"Every human life, from the moment of conception until death, is sacred because the human person has been willed for its own sake in the image and likeness of the living and holy God." Saint John Paul II

The Sanctity of Human Life From Conception

The sanctity of human life is a fundamental principle in the Christian tradition, a doctrine powerfully upheld by various popes and saints.

Throughout history, Popes have been vocal advocates for the intrinsic value and dignity of human life.

Pope John Paul II: In “Evangelium Vitae” (The Gospel of Life), he emphasized the Church’s stance: “Every human life, from the moment of conception until death, is sacred because the human person has been willed for its own sake in the image and likeness of the living and holy God.”

Pope Francis: Known for his focus on mercy, Pope Francis has often highlighted the importance of respecting all life, saying, “Every life counts: from the beginning to the end, from conception to natural death.”

Pope Benedict XVI: In his encyclical “Caritas in Veritate” (Charity in Truth), Benedict XVI spoke about the importance of respecting life as part of a broader ethic of love and charity: “Openness to life is at the centre of true development.”

Pope Paul VI: In his encyclical “Humanae Vitae,” he addressed the issues of human life and the family, emphasizing that “Human life is sacred—all men must recognize that fact.”

Saintly Insights

Saints throughout the ages have provided deep insights into the respect for human life.

Saint Mother Teresa of Kolkata: Her life’s work with the poor and dying in Calcutta was a living testament to her belief in the dignity of every human life. She saw Christ in every individual, regardless of their circumstances, and believed strongly in serving the “poorest of the poor.”

Saint Gianna Beretta Molla: A pediatrician and mother, Saint Gianna’s decision to risk her life for her unborn child during a complicated pregnancy exemplifies her commitment to the Catholic teaching on the value of human life. Her sacrifice is often cited in discussions about the ethics of abortion and maternal care.

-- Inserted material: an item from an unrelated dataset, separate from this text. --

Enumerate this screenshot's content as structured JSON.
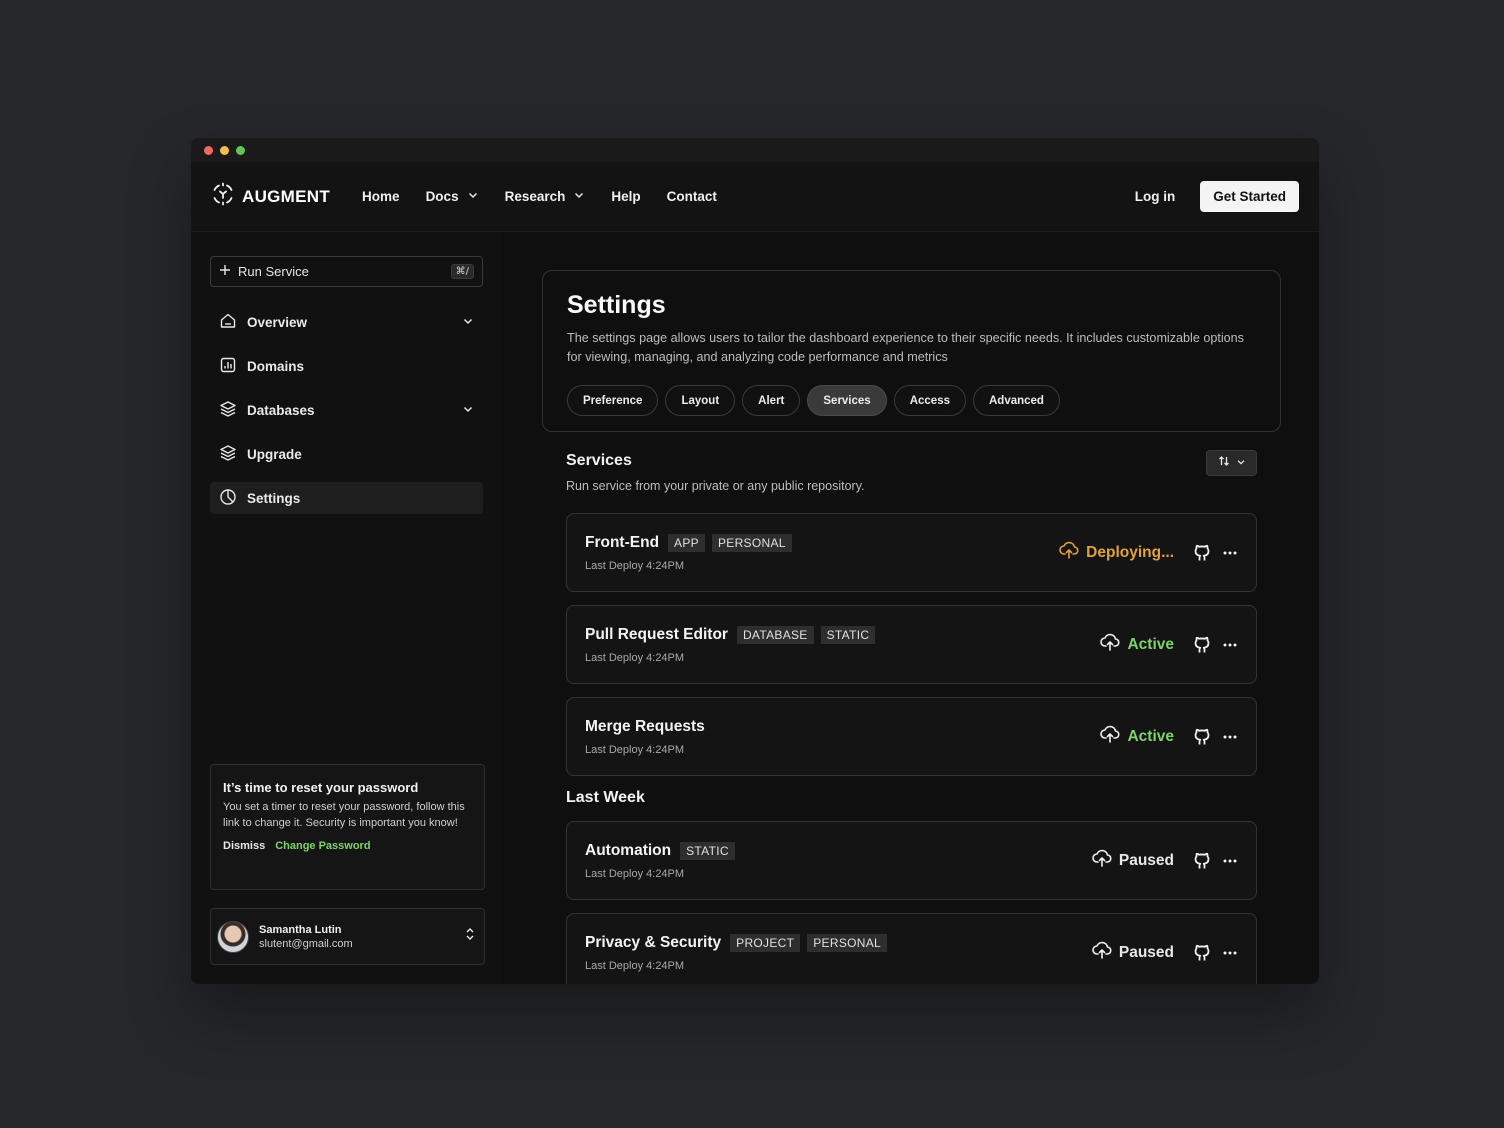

Saint Maximilian Kolbe: His voluntary sacrifice in Auschwitz, offering his life in place of a stranger, demonstrates the ultimate act of valuing human life and dignity. Kolbe’s martyrdom is an extreme example of the Christian belief in the sanctity of life and the call to selfless love.

Saint Elizabeth of Hungary: Known for her devotion to the sick and the poor, Saint Elizabeth’s life was a testament to the belief that caring for the least among us is a way of honoring the sanctity of life. Her service to the destitute and sick was rooted in her deep respect for human dignity.

Saint John Paul II: Before becoming Pope, Karol Wojtyła’s philosophical works delved into personalism, a philosophy that emphasizes the dignity and worth of each individual. This perspective profoundly influenced his papal teachings on the value of human life.

Saint Teresa of Ávila and Saint John of the Cross: These mystics of the Church, through their spiritual writings, highlight the value and dignity of the human soul. Their works suggest that each individual, as a creation of God, holds an inherent worth beyond measure.

Saint Francis of Assisi: Known for his love of all creation, Saint Francis exemplified a deep reverence for life in all its forms. His approach to life, seeing it as a manifestation of God’s creation, underscores the interconnectedness of all beings and the respect due to each.

In the modern world, these teachings offer a moral compass on issues such as abortion. The consistent message from these figures is the unassailable worth of human life and the responsibility to protect and cherish it.